Problem statement: Down to the final character, output the records below as they stand.

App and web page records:
──────────────────────────────

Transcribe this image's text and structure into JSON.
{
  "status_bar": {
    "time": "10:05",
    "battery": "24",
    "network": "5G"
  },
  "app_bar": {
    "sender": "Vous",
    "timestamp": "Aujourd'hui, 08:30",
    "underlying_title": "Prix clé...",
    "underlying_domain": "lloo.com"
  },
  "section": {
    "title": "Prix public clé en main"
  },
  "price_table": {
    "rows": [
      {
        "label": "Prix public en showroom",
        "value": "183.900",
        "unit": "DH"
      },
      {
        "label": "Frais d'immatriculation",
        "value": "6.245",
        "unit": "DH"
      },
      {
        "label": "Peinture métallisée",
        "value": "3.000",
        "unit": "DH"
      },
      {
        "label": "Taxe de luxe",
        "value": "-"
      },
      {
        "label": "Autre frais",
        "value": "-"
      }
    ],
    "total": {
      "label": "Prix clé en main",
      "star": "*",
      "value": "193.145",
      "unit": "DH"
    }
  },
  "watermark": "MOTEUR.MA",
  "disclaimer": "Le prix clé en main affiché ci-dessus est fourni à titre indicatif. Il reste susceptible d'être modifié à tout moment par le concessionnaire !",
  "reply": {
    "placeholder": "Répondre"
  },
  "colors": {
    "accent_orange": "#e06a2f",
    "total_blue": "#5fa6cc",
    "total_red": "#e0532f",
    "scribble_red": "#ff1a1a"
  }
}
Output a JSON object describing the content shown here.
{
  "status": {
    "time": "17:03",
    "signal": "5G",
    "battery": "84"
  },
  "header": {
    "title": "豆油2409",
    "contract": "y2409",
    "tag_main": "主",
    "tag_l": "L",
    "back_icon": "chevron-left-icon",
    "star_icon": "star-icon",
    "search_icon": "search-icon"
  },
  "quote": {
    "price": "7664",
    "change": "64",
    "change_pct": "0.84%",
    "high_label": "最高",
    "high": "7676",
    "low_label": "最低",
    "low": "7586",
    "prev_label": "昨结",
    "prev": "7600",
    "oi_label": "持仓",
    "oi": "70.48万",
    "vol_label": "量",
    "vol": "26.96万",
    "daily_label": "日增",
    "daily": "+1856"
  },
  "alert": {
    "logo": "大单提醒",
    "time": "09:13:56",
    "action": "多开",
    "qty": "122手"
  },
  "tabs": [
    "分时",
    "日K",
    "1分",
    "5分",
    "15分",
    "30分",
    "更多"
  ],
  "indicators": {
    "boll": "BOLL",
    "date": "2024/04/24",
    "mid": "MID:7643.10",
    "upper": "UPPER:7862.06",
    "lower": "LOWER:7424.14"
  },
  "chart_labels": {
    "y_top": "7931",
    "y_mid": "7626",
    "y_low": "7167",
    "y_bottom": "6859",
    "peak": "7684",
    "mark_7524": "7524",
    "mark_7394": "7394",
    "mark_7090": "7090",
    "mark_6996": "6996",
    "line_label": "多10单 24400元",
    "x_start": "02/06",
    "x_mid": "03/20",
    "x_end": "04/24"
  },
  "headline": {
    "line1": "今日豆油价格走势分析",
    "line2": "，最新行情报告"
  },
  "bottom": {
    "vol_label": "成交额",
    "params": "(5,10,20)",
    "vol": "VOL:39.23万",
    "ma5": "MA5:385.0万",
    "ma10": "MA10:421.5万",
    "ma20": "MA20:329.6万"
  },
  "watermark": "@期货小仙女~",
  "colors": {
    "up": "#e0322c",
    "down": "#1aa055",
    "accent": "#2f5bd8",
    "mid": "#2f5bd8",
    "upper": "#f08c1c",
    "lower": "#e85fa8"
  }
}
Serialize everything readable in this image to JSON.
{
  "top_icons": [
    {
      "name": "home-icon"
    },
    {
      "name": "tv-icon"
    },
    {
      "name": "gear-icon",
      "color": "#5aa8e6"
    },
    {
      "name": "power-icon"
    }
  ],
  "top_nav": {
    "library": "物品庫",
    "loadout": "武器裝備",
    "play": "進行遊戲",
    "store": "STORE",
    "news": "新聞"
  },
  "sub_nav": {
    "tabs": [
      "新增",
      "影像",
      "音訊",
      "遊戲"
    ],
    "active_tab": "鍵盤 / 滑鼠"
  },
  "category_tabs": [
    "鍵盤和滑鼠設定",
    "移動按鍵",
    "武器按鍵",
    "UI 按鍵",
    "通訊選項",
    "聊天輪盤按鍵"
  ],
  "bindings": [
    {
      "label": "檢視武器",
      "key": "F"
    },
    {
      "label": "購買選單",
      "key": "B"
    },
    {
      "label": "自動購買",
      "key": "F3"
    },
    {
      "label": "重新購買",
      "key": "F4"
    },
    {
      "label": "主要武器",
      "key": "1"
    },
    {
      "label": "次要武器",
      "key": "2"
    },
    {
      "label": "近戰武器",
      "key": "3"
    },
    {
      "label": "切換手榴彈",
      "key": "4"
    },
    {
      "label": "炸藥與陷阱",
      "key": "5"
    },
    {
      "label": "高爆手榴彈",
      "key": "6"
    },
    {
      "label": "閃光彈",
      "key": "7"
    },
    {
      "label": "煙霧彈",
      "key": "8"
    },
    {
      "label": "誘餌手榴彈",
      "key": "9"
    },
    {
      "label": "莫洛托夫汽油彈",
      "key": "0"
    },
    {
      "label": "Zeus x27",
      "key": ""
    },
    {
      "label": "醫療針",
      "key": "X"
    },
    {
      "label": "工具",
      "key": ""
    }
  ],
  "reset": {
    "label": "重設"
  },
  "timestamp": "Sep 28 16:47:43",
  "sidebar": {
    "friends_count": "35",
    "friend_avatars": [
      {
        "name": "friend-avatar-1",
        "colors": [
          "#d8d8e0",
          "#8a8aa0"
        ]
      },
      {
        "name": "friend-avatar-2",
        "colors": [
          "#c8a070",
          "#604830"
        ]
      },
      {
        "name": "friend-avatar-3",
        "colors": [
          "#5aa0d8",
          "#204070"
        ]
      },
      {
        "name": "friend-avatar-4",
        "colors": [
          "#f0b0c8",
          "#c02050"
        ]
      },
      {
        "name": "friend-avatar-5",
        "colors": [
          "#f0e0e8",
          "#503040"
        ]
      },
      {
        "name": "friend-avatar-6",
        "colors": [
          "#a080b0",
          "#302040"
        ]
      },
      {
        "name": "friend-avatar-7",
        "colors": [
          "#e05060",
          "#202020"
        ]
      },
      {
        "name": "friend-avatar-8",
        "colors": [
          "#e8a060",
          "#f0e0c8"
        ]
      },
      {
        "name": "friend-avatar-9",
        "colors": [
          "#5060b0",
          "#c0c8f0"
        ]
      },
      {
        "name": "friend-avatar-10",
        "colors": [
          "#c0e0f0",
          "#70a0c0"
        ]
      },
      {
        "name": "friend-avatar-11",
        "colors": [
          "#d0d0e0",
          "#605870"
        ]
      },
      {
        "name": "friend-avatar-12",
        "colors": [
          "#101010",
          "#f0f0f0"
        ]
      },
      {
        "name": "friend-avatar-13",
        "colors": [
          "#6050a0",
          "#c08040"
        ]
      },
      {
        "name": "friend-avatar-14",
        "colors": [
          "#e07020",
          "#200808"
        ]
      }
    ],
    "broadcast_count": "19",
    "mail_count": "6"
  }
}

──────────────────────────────

Task solution:
Transcribe this image's text and structure into JSON.
{
  "status_bar": {
    "time": "10:05",
    "battery": "24",
    "network": "5G"
  },
  "app_bar": {
    "sender": "Vous",
    "timestamp": "Aujourd'hui, 08:30",
    "underlying_title": "Prix clé...",
    "underlying_domain": "lloo.com"
  },
  "section": {
    "title": "Prix public clé en main"
  },
  "price_table": {
    "rows": [
      {
        "label": "Prix public en showroom",
        "value": "183.900",
        "unit": "DH"
      },
      {
        "label": "Frais d'immatriculation",
        "value": "6.245",
        "unit": "DH"
      },
      {
        "label": "Peinture métallisée",
        "value": "3.000",
        "unit": "DH"
      },
      {
        "label": "Taxe de luxe",
        "value": "-"
      },
      {
        "label": "Autre frais",
        "value": "-"
      }
    ],
    "total": {
      "label": "Prix clé en main",
      "star": "*",
      "value": "193.145",
      "unit": "DH"
    }
  },
  "watermark": "MOTEUR.MA",
  "disclaimer": "Le prix clé en main affiché ci-dessus est fourni à titre indicatif. Il reste susceptible d'être modifié à tout moment par le concessionnaire !",
  "reply": {
    "placeholder": "Répondre"
  },
  "colors": {
    "accent_orange": "#e06a2f",
    "total_blue": "#5fa6cc",
    "total_red": "#e0532f",
    "scribble_red": "#ff1a1a"
  }
}
Output a JSON object describing the content shown here.
{
  "status": {
    "time": "17:03",
    "signal": "5G",
    "battery": "84"
  },
  "header": {
    "title": "豆油2409",
    "contract": "y2409",
    "tag_main": "主",
    "tag_l": "L",
    "back_icon": "chevron-left-icon",
    "star_icon": "star-icon",
    "search_icon": "search-icon"
  },
  "quote": {
    "price": "7664",
    "change": "64",
    "change_pct": "0.84%",
    "high_label": "最高",
    "high": "7676",
    "low_label": "最低",
    "low": "7586",
    "prev_label": "昨结",
    "prev": "7600",
    "oi_label": "持仓",
    "oi": "70.48万",
    "vol_label": "量",
    "vol": "26.96万",
    "daily_label": "日增",
    "daily": "+1856"
  },
  "alert": {
    "logo": "大单提醒",
    "time": "09:13:56",
    "action": "多开",
    "qty": "122手"
  },
  "tabs": [
    "分时",
    "日K",
    "1分",
    "5分",
    "15分",
    "30分",
    "更多"
  ],
  "indicators": {
    "boll": "BOLL",
    "date": "2024/04/24",
    "mid": "MID:7643.10",
    "upper": "UPPER:7862.06",
    "lower": "LOWER:7424.14"
  },
  "chart_labels": {
    "y_top": "7931",
    "y_mid": "7626",
    "y_low": "7167",
    "y_bottom": "6859",
    "peak": "7684",
    "mark_7524": "7524",
    "mark_7394": "7394",
    "mark_7090": "7090",
    "mark_6996": "6996",
    "line_label": "多10单 24400元",
    "x_start": "02/06",
    "x_mid": "03/20",
    "x_end": "04/24"
  },
  "headline": {
    "line1": "今日豆油价格走势分析",
    "line2": "，最新行情报告"
  },
  "bottom": {
    "vol_label": "成交额",
    "params": "(5,10,20)",
    "vol": "VOL:39.23万",
    "ma5": "MA5:385.0万",
    "ma10": "MA10:421.5万",
    "ma20": "MA20:329.6万"
  },
  "watermark": "@期货小仙女~",
  "colors": {
    "up": "#e0322c",
    "down": "#1aa055",
    "accent": "#2f5bd8",
    "mid": "#2f5bd8",
    "upper": "#f08c1c",
    "lower": "#e85fa8"
  }
}
Serialize everything readable in this image to JSON.
{
  "top_icons": [
    {
      "name": "home-icon"
    },
    {
      "name": "tv-icon"
    },
    {
      "name": "gear-icon",
      "color": "#5aa8e6"
    },
    {
      "name": "power-icon"
    }
  ],
  "top_nav": {
    "library": "物品庫",
    "loadout": "武器裝備",
    "play": "進行遊戲",
    "store": "STORE",
    "news": "新聞"
  },
  "sub_nav": {
    "tabs": [
      "新增",
      "影像",
      "音訊",
      "遊戲"
    ],
    "active_tab": "鍵盤 / 滑鼠"
  },
  "category_tabs": [
    "鍵盤和滑鼠設定",
    "移動按鍵",
    "武器按鍵",
    "UI 按鍵",
    "通訊選項",
    "聊天輪盤按鍵"
  ],
  "bindings": [
    {
      "label": "檢視武器",
      "key": "F"
    },
    {
      "label": "購買選單",
      "key": "B"
    },
    {
      "label": "自動購買",
      "key": "F3"
    },
    {
      "label": "重新購買",
      "key": "F4"
    },
    {
      "label": "主要武器",
      "key": "1"
    },
    {
      "label": "次要武器",
      "key": "2"
    },
    {
      "label": "近戰武器",
      "key": "3"
    },
    {
      "label": "切換手榴彈",
      "key": "4"
    },
    {
      "label": "炸藥與陷阱",
      "key": "5"
    },
    {
      "label": "高爆手榴彈",
      "key": "6"
    },
    {
      "label": "閃光彈",
      "key": "7"
    },
    {
      "label": "煙霧彈",
      "key": "8"
    },
    {
      "label": "誘餌手榴彈",
      "key": "9"
    },
    {
      "label": "莫洛托夫汽油彈",
      "key": "0"
    },
    {
      "label": "Zeus x27",
      "key": ""
    },
    {
      "label": "醫療針",
      "key": "X"
    },
    {
      "label": "工具",
      "key": ""
    }
  ],
  "reset": {
    "label": "重設"
  },
  "timestamp": "Sep 28 16:47:43",
  "sidebar": {
    "friends_count": "35",
    "friend_avatars": [
      {
        "name": "friend-avatar-1",
        "colors": [
          "#d8d8e0",
          "#8a8aa0"
        ]
      },
      {
        "name": "friend-avatar-2",
        "colors": [
          "#c8a070",
          "#604830"
        ]
      },
      {
        "name": "friend-avatar-3",
        "colors": [
          "#5aa0d8",
          "#204070"
        ]
      },
      {
        "name": "friend-avatar-4",
        "colors": [
          "#f0b0c8",
          "#c02050"
        ]
      },
      {
        "name": "friend-avatar-5",
        "colors": [
          "#f0e0e8",
          "#503040"
        ]
      },
      {
        "name": "friend-avatar-6",
        "colors": [
          "#a080b0",
          "#302040"
        ]
      },
      {
        "name": "friend-avatar-7",
        "colors": [
          "#e05060",
          "#202020"
        ]
      },
      {
        "name": "friend-avatar-8",
        "colors": [
          "#e8a060",
          "#f0e0c8"
        ]
      },
      {
        "name": "friend-avatar-9",
        "colors": [
          "#5060b0",
          "#c0c8f0"
        ]
      },
      {
        "name": "friend-avatar-10",
        "colors": [
          "#c0e0f0",
          "#70a0c0"
        ]
      },
      {
        "name": "friend-avatar-11",
        "colors": [
          "#d0d0e0",
          "#605870"
        ]
      },
      {
        "name": "friend-avatar-12",
        "colors": [
          "#101010",
          "#f0f0f0"
        ]
      },
      {
        "name": "friend-avatar-13",
        "colors": [
          "#6050a0",
          "#c08040"
        ]
      },
      {
        "name": "friend-avatar-14",
        "colors": [
          "#e07020",
          "#200808"
        ]
      }
    ],
    "broadcast_count": "19",
    "mail_count": "6"
  }
}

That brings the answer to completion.